Steredenn — our game — is available on PC/Mac/Linux and Xbox One!

Making some noises on music

Now that we have improved our game visually, with particles, we will add some sounds and a music in our project. It’s very simple in Unity but it’s still a very important part of a game.

You will learn where to find sounds and music, pick some, and play them in our game via a script.

Note: Unity 5 has been released with a lot of new Audio tools. However, we will not cover the new features in this tutorial.

Finding sounds and musics

Damien (not so) recently participated in an interesting subject on Stack Exchange about this topic.

Based on our knowledge, a game developer can:

  • Buy sounds.
  • Hire/Know a musician.
  • Use free sounds from sound banks (like FindSounds or Freesound).
  • Record his own sounds.

Or Damien’s favorite:

  • Create chiptune (8-bit) sounds using BFXR (based on SFXR but with a web version that is very useful)

Matthieu: I have created some sounds and songs for a short school project made by a friend. I was a drummer at the time, but absolutely not a composer.

However, with the help of Freesound, a bit of inventiveness and a dozen of hours (without knowing any tool — so I just learned how to use Audacity the quick way), I successfully did a (cheap) soundtrack for the whole game.

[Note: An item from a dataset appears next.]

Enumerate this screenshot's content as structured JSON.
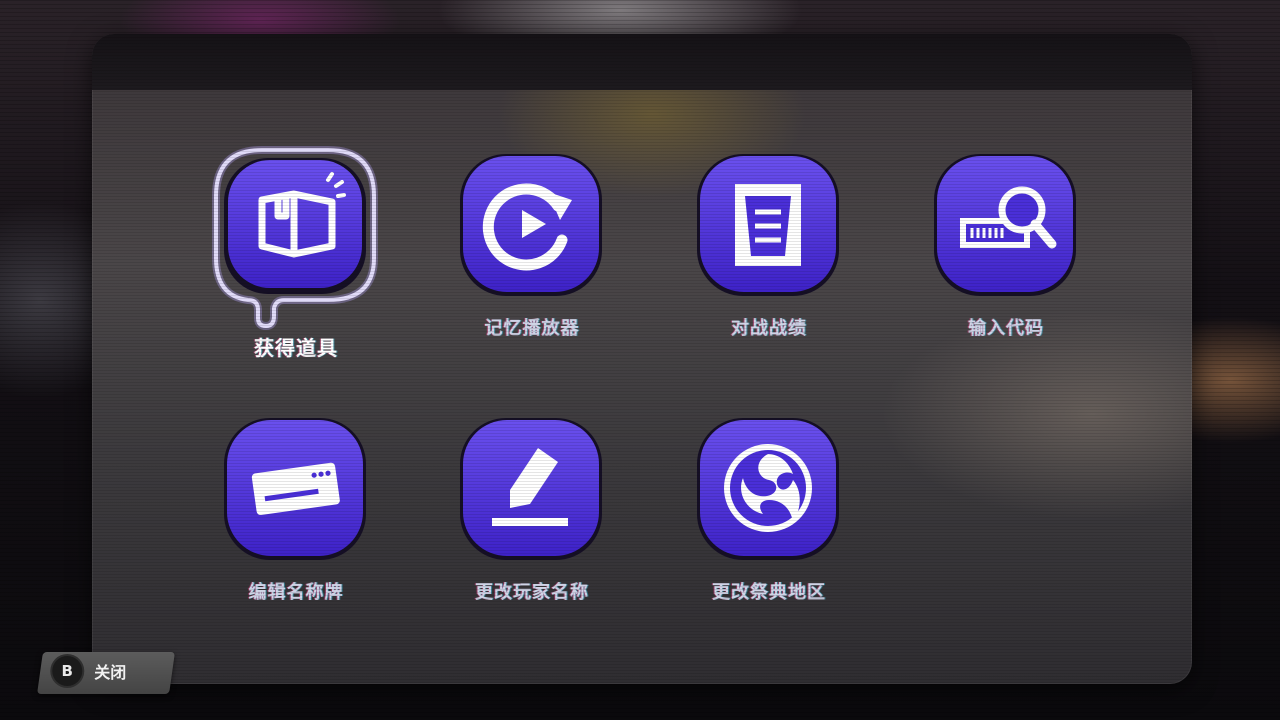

I wouldn’t recommend that for a song (find a musician and make a deal, it’s way better), but with enough time and a good tool, you could definitely create cool sound effects. It’s feasible: be creative.

For musics, it depends of what you want:

  • Jamendo has a ton of artists. Be careful with the licenses for commercial uses.
  • Bosca Ceoil is a simple software from Terry Cavanagh to make musics

Damien: this is how I met (your mother) the artist Spintronic. I really loved his music. He kindly authorized me to use them in The Great Paper Adventure game.

Assets for the tutorial

Create or find an explosion and a shot sound. If you are lazy, you can use ours:

We will use one of the track of The Great Paper Adventure by Spintronic for this tutorial:

Import in Unity

Drag the 4 elements in the “Sounds” folder.

And… that’s all!

Playing music

To play a music, simply drag the song into the “Hierarchy”.

Music object

Observe the “Mute” checkbox. It can help when you do a lot of tests.

Playing sounds

You could proceed like for the music. But sounds need to be triggered at the right time in the game.

For that, we propose a simple solution. Just like for the “SpecialEffectsHelper” code, we will have a helper script for sounds that you can call from everywhere.

This new script is called “SoundEffectsHelper”:

using UnityEngine;
using System.Collections;

/// <summary>
/// Creating instance of sounds from code with no effort
/// </summary>
public class SoundEffectsHelper : MonoBehaviour

  /// <summary>
  /// Singleton
  /// </summary>
  public static SoundEffectsHelper Instance;

  public AudioClip explosionSound;
  public AudioClip playerShotSound;
  public AudioClip enemyShotSound;

  void Awake()
    // Register the singleton
    if (Instance != null)
      Debug.LogError("Multiple instances of SoundEffectsHelper!");
    Instance = this;

  public void MakeExplosionSound()

  public void MakePlayerShotSound()

  public void MakeEnemyShotSound()

  /// <summary>
  /// Play a given sound
  /// </summary>
  /// <param name="originalClip"></param>
  private void MakeSound(AudioClip originalClip)
    // As it is not 3D audio clip, position doesn't matter.
    AudioSource.PlayClipAtPoint(originalClip, transform.position);

Add it to the “Scripts” game object, and fill its fields with the sound clips:

Script for sounds

Then, do:

  1. SoundEffectsHelper.Instance.MakeExplosionSound(); in “HealthScript”, just after the particle effect.
  2. SoundEffectsHelper.Instance.MakePlayerShotSound(); in “PlayerScript”, just after weapon.Attack(false);.
  3. SoundEffectsHelper.Instance.MakeEnemyShotSound(); in “EnemyScript”, just after weapon.Attack(true);.

Start the game and listen. Yeah, we have a music and sounds now!

Note: this method is enough for the tutorial or for small projects. For a bigger game, it’s probably too light, as you won’t be able to easily manage hundreds of sounds.

Next Step

We just learned how to use sounds and music in our game.

We have a pretty good basis for a shmup game now. You can make a longer level and you will nearly get the demo we showed you in the introduction.

You could start making your own graphics and add enemies or background elements. You could even begin to implement a boss at the end of the level. It’s a bit more complex but the challenge and the design decisions are really interesting.

We are far from a complete game, but we will stop here for the gameplay and game stage.

In the next chapter, we will add menus so we can start and restart this hardcore level.

Click to get more information about our roguelike/shmup!